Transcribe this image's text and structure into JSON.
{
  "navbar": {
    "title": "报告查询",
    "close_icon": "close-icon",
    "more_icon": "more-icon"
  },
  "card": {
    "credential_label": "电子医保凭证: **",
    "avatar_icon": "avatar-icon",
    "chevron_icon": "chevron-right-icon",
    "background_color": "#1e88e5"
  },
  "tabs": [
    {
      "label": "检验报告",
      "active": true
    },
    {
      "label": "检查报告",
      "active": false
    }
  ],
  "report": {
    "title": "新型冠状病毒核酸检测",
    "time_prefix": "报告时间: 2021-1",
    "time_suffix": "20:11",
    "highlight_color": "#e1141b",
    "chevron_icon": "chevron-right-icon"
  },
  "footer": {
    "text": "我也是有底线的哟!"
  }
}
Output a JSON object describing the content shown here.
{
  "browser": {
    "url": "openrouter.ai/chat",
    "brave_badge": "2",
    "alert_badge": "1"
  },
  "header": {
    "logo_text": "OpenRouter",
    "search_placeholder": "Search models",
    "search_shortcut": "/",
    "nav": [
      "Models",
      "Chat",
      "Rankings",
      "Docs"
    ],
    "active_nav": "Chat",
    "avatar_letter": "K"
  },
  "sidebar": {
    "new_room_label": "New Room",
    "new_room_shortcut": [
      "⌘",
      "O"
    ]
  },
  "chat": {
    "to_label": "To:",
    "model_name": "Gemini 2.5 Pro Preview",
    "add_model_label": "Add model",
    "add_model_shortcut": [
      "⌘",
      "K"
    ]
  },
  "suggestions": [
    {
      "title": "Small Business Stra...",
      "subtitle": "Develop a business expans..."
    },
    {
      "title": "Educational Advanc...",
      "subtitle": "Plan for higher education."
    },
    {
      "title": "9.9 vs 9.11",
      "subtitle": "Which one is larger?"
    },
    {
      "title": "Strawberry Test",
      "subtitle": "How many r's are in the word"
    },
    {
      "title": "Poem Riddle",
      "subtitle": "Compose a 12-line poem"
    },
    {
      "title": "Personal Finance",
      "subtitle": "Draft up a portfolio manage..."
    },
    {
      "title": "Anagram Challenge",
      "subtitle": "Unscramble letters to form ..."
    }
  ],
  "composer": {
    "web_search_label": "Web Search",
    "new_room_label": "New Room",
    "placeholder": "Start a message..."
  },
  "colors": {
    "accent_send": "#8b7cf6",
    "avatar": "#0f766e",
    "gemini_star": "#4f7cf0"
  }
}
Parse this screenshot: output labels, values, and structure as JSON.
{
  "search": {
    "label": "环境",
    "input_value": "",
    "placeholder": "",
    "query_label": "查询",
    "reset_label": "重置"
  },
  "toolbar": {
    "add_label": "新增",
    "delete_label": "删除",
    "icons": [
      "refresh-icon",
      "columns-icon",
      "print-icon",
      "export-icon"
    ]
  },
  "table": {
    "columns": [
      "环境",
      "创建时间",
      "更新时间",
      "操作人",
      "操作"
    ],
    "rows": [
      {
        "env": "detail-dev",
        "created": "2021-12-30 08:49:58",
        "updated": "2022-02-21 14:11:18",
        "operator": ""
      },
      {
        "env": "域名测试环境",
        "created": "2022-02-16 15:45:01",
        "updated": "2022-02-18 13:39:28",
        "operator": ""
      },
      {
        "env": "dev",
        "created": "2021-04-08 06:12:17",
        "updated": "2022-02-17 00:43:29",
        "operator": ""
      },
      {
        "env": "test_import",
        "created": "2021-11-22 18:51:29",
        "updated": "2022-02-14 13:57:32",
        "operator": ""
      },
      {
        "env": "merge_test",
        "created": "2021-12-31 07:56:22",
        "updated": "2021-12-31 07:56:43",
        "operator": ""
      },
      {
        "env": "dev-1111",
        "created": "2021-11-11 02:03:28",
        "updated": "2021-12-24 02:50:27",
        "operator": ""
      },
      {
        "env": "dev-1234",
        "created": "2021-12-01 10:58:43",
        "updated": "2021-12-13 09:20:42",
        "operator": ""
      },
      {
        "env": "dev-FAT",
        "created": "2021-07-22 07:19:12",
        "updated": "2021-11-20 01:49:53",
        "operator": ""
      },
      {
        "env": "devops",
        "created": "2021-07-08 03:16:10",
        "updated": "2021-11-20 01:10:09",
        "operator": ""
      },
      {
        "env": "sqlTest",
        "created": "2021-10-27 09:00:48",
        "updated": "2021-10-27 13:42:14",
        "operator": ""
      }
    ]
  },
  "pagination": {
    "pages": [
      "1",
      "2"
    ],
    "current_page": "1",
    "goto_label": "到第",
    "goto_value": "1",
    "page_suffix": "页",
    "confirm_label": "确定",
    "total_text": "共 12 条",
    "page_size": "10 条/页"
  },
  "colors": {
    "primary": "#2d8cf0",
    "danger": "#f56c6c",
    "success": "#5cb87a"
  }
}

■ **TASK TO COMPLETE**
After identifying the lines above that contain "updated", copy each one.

■ **ANSWER BOX**
        "updated": "2022-02-21 14:11:18",
        "updated": "2022-02-18 13:39:28",
        "updated": "2022-02-17 00:43:29",
        "updated": "2022-02-14 13:57:32",
        "updated": "2021-12-31 07:56:43",
        "updated": "2021-12-24 02:50:27",
        "updated": "2021-12-13 09:20:42",
        "updated": "2021-11-20 01:49:53",
        "updated": "2021-11-20 01:10:09",
        "updated": "2021-10-27 13:42:14",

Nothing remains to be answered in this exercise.